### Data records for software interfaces
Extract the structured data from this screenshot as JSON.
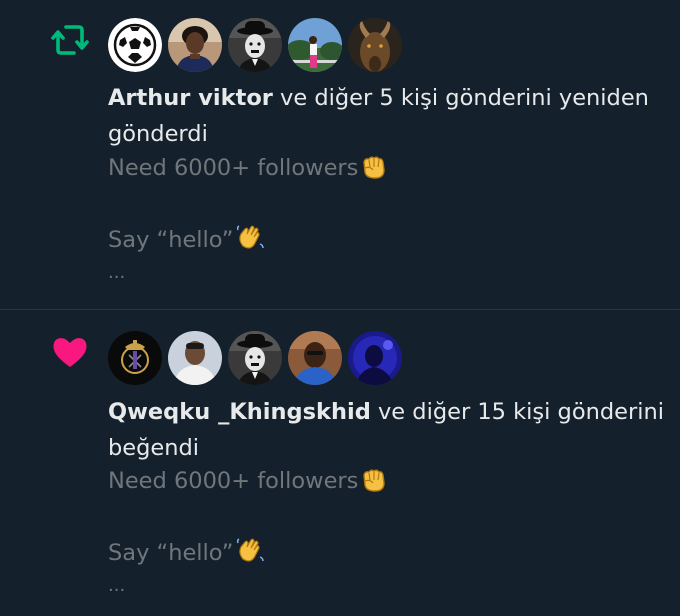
{
  "notifications": [
    {
      "type": "repost",
      "icon": "repost-icon",
      "icon_color": "#00ba7c",
      "avatars": [
        "soccer-ball-avatar",
        "woman-avatar",
        "chaplin-avatar",
        "outdoor-avatar",
        "goat-avatar"
      ],
      "user": "Arthur viktor",
      "action": " ve diğer 5 kişi gönderini yeniden gönderdi",
      "preview_line1": "Need  6000+ followers",
      "preview_line2": "Say “hello”",
      "ellipsis": "..."
    },
    {
      "type": "like",
      "icon": "heart-icon",
      "icon_color": "#f91880",
      "avatars": [
        "real-madrid-avatar",
        "man-avatar",
        "chaplin-avatar",
        "man-glasses-avatar",
        "purple-avatar"
      ],
      "user": "Qweqku _Khingskhid",
      "action": " ve diğer 15 kişi gönderini beğendi",
      "preview_line1": "Need  6000+ followers",
      "preview_line2": "Say “hello”",
      "ellipsis": "..."
    }
  ]
}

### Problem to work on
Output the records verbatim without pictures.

### Answer space
Extract the structured data from this screenshot as JSON.
{
  "notifications": [
    {
      "type": "repost",
      "icon": "repost-icon",
      "icon_color": "#00ba7c",
      "avatars": [
        "soccer-ball-avatar",
        "woman-avatar",
        "chaplin-avatar",
        "outdoor-avatar",
        "goat-avatar"
      ],
      "user": "Arthur viktor",
      "action": " ve diğer 5 kişi gönderini yeniden gönderdi",
      "preview_line1": "Need  6000+ followers",
      "preview_line2": "Say “hello”",
      "ellipsis": "..."
    },
    {
      "type": "like",
      "icon": "heart-icon",
      "icon_color": "#f91880",
      "avatars": [
        "real-madrid-avatar",
        "man-avatar",
        "chaplin-avatar",
        "man-glasses-avatar",
        "purple-avatar"
      ],
      "user": "Qweqku _Khingskhid",
      "action": " ve diğer 15 kişi gönderini beğendi",
      "preview_line1": "Need  6000+ followers",
      "preview_line2": "Say “hello”",
      "ellipsis": "..."
    }
  ]
}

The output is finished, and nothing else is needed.